5 Competitions Shown on ESPN That Are Questionable as Sports

What counts as a sport and what does not? One way to make a determination is whether a competition is shown on ESPN or another sports network. However, a lot of very competitive events appear on ESPN that have questionable status. While it’s true that competitive eating, auto racing, poker, e-gaming and spelling bees demand skill and stamina, many people don’t consider competitions like these to be on the same par as football, basketball, baseball, track and field, wrestling or other sports.

COMPETITIVE EATING

Nathan’s Famous Hot Dog Eating Contest has been an annual Fourth of July tradition since 1972. The legendary contest draws 40,000 spectators on site and nearly 2 million viewers on ESPN. However, Nathan’s Famous Hot Dog Eating Contest is just one of several competitive eating competitions included within the Major League Eating organization. Major League Eating also sponsors competitive eating contests involving tamales, shrimp cocktails, asparagus, bacon and other foods.

While competitive eating may appear to be just gorging large quantities of food, champion competitive eaters claim to train rigorously before a competition. Still, consistent overconsumption of food can lead to serious consequences ranging from chronic indigestion to gastroparesis, a medical condition where the stomach loses the ability to empty itself.

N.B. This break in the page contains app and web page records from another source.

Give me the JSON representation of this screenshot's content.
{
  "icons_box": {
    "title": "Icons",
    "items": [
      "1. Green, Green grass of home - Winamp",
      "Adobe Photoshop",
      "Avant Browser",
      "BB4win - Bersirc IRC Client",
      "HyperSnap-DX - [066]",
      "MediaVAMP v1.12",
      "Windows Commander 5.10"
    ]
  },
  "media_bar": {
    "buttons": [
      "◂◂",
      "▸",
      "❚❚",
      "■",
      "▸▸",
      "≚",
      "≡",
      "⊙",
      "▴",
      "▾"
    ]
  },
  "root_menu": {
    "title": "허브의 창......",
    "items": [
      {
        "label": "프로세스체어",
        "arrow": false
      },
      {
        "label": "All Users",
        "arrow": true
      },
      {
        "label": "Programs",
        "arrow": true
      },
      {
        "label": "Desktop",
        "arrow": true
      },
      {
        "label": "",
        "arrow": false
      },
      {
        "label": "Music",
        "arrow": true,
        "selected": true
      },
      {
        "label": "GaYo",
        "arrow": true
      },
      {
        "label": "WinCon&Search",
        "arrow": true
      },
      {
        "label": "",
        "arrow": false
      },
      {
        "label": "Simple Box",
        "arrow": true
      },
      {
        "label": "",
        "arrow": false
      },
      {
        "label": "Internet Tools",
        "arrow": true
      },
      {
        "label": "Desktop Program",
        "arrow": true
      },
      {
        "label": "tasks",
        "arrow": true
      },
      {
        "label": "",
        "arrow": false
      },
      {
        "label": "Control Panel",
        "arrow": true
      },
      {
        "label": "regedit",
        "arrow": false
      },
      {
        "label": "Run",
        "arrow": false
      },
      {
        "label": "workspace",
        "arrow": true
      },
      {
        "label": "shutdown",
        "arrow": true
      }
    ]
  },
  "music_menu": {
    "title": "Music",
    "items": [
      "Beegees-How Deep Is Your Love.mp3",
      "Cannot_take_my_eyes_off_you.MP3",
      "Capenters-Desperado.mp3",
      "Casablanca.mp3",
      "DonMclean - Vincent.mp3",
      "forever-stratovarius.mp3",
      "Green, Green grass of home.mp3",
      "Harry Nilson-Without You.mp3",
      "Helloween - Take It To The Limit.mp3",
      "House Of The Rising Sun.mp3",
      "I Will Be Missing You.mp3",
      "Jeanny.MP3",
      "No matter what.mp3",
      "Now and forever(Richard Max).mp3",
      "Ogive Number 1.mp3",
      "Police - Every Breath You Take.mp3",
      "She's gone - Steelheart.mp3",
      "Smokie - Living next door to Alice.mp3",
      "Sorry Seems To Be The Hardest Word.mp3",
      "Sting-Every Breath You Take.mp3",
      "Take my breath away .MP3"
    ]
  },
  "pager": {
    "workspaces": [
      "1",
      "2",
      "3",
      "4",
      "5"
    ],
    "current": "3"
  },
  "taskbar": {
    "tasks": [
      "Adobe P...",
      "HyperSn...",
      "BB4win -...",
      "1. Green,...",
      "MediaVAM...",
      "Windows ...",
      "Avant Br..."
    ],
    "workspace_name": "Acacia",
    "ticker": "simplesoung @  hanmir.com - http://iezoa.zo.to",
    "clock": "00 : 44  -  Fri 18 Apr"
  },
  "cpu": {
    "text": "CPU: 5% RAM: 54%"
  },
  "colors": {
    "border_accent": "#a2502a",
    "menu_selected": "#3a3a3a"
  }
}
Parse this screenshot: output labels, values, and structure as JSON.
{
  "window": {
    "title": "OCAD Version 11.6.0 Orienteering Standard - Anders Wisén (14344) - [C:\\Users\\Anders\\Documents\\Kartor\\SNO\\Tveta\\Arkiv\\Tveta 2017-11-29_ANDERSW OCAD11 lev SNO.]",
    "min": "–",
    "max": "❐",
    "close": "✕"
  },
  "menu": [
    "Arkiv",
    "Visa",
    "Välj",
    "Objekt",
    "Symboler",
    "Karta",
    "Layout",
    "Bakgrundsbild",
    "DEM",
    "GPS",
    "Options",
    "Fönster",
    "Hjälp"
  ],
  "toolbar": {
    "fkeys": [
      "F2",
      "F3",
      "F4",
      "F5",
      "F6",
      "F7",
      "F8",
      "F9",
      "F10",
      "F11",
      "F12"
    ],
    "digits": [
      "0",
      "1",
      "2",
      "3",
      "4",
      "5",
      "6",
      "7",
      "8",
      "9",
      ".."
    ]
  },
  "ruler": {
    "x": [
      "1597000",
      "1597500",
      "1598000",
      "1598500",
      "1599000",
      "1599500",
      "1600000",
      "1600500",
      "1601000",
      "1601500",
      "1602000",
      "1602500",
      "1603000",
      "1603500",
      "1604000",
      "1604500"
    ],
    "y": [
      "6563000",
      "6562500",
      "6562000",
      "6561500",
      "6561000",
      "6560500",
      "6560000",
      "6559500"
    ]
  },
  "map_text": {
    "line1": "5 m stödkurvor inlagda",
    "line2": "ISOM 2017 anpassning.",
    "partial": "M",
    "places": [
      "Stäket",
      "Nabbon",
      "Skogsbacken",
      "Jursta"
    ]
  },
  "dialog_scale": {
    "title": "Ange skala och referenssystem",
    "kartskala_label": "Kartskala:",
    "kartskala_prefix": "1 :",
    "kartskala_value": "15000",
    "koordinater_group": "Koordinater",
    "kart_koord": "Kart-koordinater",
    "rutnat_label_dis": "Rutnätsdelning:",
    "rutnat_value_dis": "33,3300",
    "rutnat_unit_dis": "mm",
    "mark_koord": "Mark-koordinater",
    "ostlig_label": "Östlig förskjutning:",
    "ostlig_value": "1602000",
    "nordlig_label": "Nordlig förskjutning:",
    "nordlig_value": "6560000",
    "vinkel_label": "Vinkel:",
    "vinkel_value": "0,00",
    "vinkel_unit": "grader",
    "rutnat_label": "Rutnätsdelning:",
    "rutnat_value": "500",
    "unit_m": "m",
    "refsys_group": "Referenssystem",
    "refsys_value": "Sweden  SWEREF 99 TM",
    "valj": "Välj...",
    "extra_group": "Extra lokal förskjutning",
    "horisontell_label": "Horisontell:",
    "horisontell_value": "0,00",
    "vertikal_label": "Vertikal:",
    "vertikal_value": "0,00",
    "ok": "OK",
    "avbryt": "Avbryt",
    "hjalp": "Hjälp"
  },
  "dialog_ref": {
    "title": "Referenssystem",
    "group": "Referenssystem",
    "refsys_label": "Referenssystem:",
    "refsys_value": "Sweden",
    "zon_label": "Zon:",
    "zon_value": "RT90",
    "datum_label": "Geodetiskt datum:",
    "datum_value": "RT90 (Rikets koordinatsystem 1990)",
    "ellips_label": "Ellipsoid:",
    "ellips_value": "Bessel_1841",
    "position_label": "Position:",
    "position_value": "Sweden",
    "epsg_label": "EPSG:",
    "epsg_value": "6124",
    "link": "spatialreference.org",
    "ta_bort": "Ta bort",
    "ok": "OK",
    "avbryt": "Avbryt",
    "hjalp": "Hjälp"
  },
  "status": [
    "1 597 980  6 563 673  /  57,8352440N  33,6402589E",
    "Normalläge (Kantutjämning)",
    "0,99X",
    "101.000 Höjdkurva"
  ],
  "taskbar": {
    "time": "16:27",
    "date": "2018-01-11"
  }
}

AUTO RACING

Auto racing is nearly as old as the automobile itself. Today, auto racing is a multi-million-dollar international industry. Top ranked NASCAR and Formula 1 drivers are sought after by sponsors, much like basketball or football players. However, naysayers point out that auto racing is as much about the car as the driver behind the wheel. Likewise, a driver’s pit crew can make or break a race. Nonetheless, auto racing is a staple feature on ESPN, which shows both Formula 1 and NASCAR races.

On the other hand, under the definition of sport given by Cambridge dictionary, a strong case could be made to define auto racing as a true sport. According to Cambridge, a sport is defined as “a game, competition or similar activity, done for enjoyment or as a job that takes physical effort and skill, and displayed or done by following particular rules.” Auto racing certainly fulfills every aspect of this definition.

POKER

After learning that poker matches are a staple on ESPN, many people respond in disbelief, “Poker is a sport?” There is no doubt that high-level poker players demonstrate expertise and skill. And the World Series of Poker is a popular annual event on ESPN.

However, unlike basketball, football, baseball or even auto racing or competitive eating, it is difficult to argue that poker requires real physical exertion. Even the act of moving from table to table during a championship competition is hardly comparable to driving a car or downing hot dogs. It would seem that high-level poker is more comparable to an intellectual activity like chess rather than as a sport.

E-GAMING

Many parents despair about the hours their kids spend on video games. Those same parents may be surprised to learn that all those hours could earn their kids a hefty college scholarship. Since 2014, Robert Morris University located in downtown Chicago has offered athletic scholarships covering 50 percent of tuition, room and board to top-level e-gamers. The school has an established e-gaming team, including a coach.

E-gaming is also a popular feature on ESPN, and competitions of e-games like League of Legends, Overwatch, Counter-Strike, Fortnite, Call of Duty and Hearthstone regularly draw thousands of competitors and spectators from around the world, according to ESPN. Nonetheless, it’s difficult to make a case that e-gaming requires significant physical exertion.

SPELLING BEES

Spelling may seem like an unlikely fit for ESPN, but the Scripps National Spelling Bee is an annual fixture on the cable channel, drawing competitors around the world. The competition is stiff: in 2019, there were eight competitors who spelled every word correctly. Each was named a co-champion and each received a $50,000 cash prize and the coveted Scripps Cup.

Given the amount of prize money on the line, it shouldn’t be a surprise that many competitors train for months with spelling coaches. Many competitors also use online study guides, including spelling lists. While this level of preparation is comparable to that of elite athletes, competing in a spelling bee isn’t athletic in the same way as dunking a basketball.

WHAT IS A SPORT?

While competitive eating, auto racing, poker, e-gaming or spelling bees may not count as sports in the classic sense, there is no doubt that people who participate in these activities are true competitors. They prepare much like athletes and often earn generous monetary rewards for their efforts, not to mention attracting a lot of fans. And they also have a lot of fun, which may be the most important aspect of all.